Similarly, the precocious talent that is Danny Cipriani, was given his head at Wasps as a fresh faced young tyro. He proved to be an instant success, oozing confidence and class with pace to burn and exceptional ability. Alas he remains a talent unfulfilled and his soujourn to Australia seems to have raised more questions than answers. Maybe his day is still to come. For Wasps though, he was simply sensational at times.
Yet for all these glitterati, the ultimate no 10 for any Wasp has to be Alex King or ‘Kingy’. He played for Wasps for 11 seasons, made over 260 appearances, scored over 1500 points and was a key member of the team during vintage era at the club in the mid to late 2000s. He was often seen as the steady hand on the tiller, the right cog in the machine, dependable and loyal, guiding the team in the right direction, making sure the game was played in the right areas of the pitch, with an unfussy and uncomplicated approach to the game. He wasn’t the quickest, he couldn’t kick the ball the furthest and wasn’t the strongest of tacklers but he knew how to win a match.
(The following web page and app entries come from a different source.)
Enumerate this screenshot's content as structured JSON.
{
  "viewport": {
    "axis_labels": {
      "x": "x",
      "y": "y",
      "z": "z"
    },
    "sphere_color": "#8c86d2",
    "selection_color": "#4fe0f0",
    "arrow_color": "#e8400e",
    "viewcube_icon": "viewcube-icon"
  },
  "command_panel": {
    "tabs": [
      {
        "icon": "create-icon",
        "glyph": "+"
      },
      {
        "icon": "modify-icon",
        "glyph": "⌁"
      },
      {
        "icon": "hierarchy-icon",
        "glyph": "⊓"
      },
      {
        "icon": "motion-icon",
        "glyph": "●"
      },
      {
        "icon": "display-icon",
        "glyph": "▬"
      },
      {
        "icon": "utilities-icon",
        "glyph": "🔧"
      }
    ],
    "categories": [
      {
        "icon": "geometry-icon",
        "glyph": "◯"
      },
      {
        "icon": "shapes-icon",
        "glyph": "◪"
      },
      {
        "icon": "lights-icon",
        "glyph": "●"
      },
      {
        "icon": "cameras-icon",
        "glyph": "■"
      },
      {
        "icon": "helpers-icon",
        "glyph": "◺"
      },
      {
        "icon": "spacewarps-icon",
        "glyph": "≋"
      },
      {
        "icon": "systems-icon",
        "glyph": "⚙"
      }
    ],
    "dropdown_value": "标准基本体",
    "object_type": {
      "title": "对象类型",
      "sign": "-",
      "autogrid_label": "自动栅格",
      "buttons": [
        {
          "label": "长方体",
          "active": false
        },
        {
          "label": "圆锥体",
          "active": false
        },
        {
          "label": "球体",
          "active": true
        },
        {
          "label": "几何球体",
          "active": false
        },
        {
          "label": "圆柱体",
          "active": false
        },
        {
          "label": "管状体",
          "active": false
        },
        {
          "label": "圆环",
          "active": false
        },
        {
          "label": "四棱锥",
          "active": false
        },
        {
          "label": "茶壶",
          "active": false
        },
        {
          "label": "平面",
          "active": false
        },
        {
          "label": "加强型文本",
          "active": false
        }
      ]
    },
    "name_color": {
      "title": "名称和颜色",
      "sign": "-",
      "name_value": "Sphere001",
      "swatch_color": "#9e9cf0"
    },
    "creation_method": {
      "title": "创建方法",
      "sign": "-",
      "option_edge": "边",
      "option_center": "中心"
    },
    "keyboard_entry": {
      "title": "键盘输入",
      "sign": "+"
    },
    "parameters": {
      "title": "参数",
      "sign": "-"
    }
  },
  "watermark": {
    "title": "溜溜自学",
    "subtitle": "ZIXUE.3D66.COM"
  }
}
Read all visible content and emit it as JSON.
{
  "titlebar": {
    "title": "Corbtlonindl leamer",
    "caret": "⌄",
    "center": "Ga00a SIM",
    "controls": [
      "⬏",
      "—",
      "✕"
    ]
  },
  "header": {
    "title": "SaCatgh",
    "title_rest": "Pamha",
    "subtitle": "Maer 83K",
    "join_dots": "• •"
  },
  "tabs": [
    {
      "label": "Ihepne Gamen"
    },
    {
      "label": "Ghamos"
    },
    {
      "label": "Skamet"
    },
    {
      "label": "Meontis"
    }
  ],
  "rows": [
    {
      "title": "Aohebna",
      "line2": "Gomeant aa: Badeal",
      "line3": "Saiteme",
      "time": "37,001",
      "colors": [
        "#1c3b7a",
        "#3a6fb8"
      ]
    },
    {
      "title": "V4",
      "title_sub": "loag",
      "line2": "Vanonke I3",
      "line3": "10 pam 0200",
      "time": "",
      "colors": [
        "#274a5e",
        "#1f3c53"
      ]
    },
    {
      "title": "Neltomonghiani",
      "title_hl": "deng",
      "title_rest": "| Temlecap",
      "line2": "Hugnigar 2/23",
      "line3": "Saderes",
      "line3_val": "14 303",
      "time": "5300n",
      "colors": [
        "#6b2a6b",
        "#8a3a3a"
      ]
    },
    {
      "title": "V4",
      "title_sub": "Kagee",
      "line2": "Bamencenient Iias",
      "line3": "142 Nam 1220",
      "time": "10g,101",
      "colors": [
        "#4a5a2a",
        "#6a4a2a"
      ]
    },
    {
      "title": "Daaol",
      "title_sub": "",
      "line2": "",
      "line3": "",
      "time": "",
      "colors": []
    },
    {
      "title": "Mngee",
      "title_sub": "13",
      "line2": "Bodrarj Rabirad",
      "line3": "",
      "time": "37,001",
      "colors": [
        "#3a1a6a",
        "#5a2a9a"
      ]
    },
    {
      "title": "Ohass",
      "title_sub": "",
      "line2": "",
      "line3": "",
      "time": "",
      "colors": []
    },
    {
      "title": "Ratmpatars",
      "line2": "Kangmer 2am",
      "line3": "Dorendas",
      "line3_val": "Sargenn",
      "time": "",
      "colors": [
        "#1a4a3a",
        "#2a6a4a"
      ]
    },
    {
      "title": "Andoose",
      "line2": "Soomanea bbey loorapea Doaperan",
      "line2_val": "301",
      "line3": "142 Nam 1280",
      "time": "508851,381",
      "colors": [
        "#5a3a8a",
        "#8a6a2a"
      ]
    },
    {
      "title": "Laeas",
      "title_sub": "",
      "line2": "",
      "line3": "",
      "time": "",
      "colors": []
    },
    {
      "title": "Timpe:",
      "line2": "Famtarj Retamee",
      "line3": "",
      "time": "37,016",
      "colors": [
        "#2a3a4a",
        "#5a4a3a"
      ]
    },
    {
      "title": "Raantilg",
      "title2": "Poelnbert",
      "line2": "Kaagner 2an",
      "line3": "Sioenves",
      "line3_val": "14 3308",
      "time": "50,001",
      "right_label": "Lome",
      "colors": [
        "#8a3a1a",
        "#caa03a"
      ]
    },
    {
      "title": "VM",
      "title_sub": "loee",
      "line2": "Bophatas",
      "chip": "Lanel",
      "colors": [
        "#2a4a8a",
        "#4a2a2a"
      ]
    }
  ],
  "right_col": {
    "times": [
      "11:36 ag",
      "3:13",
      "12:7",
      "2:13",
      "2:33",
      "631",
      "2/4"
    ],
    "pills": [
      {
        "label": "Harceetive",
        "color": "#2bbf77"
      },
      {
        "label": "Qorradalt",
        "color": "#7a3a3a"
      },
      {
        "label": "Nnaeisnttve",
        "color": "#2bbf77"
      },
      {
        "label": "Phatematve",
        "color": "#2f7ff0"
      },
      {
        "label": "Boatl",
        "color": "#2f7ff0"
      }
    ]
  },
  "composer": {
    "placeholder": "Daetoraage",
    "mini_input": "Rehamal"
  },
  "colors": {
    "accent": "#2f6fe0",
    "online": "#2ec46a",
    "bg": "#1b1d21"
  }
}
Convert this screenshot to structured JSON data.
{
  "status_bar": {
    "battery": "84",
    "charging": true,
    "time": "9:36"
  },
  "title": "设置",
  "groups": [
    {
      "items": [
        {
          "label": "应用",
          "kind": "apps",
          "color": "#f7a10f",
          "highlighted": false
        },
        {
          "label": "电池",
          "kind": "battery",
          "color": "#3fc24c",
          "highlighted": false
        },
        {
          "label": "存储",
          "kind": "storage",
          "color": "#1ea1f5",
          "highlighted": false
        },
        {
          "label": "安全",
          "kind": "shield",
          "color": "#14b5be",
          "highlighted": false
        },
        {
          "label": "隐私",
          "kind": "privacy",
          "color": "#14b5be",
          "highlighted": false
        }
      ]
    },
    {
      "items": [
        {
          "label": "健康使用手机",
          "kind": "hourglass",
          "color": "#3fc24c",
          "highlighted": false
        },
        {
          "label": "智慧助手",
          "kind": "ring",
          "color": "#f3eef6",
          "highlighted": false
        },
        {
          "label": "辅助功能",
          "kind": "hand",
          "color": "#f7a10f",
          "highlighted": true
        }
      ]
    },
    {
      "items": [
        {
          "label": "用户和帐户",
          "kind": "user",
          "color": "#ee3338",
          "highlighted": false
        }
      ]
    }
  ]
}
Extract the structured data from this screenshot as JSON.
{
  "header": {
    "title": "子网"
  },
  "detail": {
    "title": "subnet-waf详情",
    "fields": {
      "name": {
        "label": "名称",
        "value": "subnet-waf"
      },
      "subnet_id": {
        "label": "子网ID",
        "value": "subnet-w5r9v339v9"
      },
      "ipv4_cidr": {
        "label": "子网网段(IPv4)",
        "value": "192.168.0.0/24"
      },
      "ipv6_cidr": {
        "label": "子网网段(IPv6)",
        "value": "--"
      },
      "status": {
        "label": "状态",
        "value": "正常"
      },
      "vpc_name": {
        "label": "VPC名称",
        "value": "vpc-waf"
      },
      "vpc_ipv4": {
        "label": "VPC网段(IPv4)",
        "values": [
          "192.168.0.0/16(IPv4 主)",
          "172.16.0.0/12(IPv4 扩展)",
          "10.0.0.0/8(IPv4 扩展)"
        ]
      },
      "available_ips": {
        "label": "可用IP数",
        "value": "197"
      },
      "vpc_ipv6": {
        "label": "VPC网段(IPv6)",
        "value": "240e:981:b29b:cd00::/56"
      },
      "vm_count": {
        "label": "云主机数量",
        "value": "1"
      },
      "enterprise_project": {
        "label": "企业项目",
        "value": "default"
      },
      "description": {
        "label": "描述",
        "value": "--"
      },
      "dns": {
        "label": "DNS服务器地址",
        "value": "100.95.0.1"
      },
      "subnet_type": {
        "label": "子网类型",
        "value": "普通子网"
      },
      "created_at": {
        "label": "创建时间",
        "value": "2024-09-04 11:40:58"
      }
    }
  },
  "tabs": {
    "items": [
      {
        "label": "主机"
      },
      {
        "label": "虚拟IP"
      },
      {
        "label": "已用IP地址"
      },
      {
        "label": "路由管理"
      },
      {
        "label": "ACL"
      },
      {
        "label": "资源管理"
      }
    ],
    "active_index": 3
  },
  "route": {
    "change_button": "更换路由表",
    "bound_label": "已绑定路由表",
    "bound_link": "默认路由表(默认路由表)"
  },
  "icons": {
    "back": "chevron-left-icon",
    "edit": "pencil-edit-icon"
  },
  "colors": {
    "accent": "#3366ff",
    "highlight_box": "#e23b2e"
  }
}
When it really counted, on the biggest stage, against Wasps’ biggest rivals he stood tall and he exuded class. He had the precious commodity of time, he raised his game to the highest levels and was arguably Wasps most important player. Never has the phrase “cometh the hour” been so apt as when Alex King strode out out for his beloved Wasps into the heat of battle. He was invaluable and rightly commands his legendary status.
And now Wasps have a new man at the helm directing operations from no 10. Welshman Nicky Robinson was discarded by Gloucester at the end of last season, to much dismay from the general rugby fraternity, but what is Gloucester’s loss is quickly becoming Wasps’ gain. In the first two matches and prior to his injury, Robinson had picked up the mantle seamlessly from the ultimately underperforming Dave Walder and has set about his new role with calm authority and relish. His return from injury has also coincided with a return to winning ways for the team. His kicking game is well thought, he seems to have an ability to read the game, also having an eye for the gap. Many Wasps supporters can be seen giving each other encouraging looks, and the portents at this early stage look good.
Like King, he has a cultured left foot and a clear understanding of what his position demands and what his teammates require of him. He puts the ball in the right position and can kick his goals. The similarities with King continue, as he is of comparable height (King 1.83m, Robinson 1.85m) and weight (King 91 kg, Robinson 93 kg). Furthermore, like King, his international career never really took off. His 12 Welsh caps (99 points) compare favourably to the 5 English caps (23 points) that King collected, but both will ultimately be disappointed that they were not able to make more of an impression on the international stage. However, at 29, Robinson stills has the time to resurrect his Welsh career but at the moment it certainly feels as though his time has passed as a new breed of Welsh fly half is given it’s chance.
So, where does this leave us? It is early days, yet Robinson has started well, he has a huge wealth of experience which he is bringing to bear on his new colleagues and he has the potential to become a big player for Wasps. He appears to be an astute signing and there is much to look forward to.
If he can inspire Wasps to some much needed success, he will be held in high regard, but will his name ever be mentioned in the same breath as that of Alex King? Only time will tell. The King has departed. Long live the King.
4 November 2011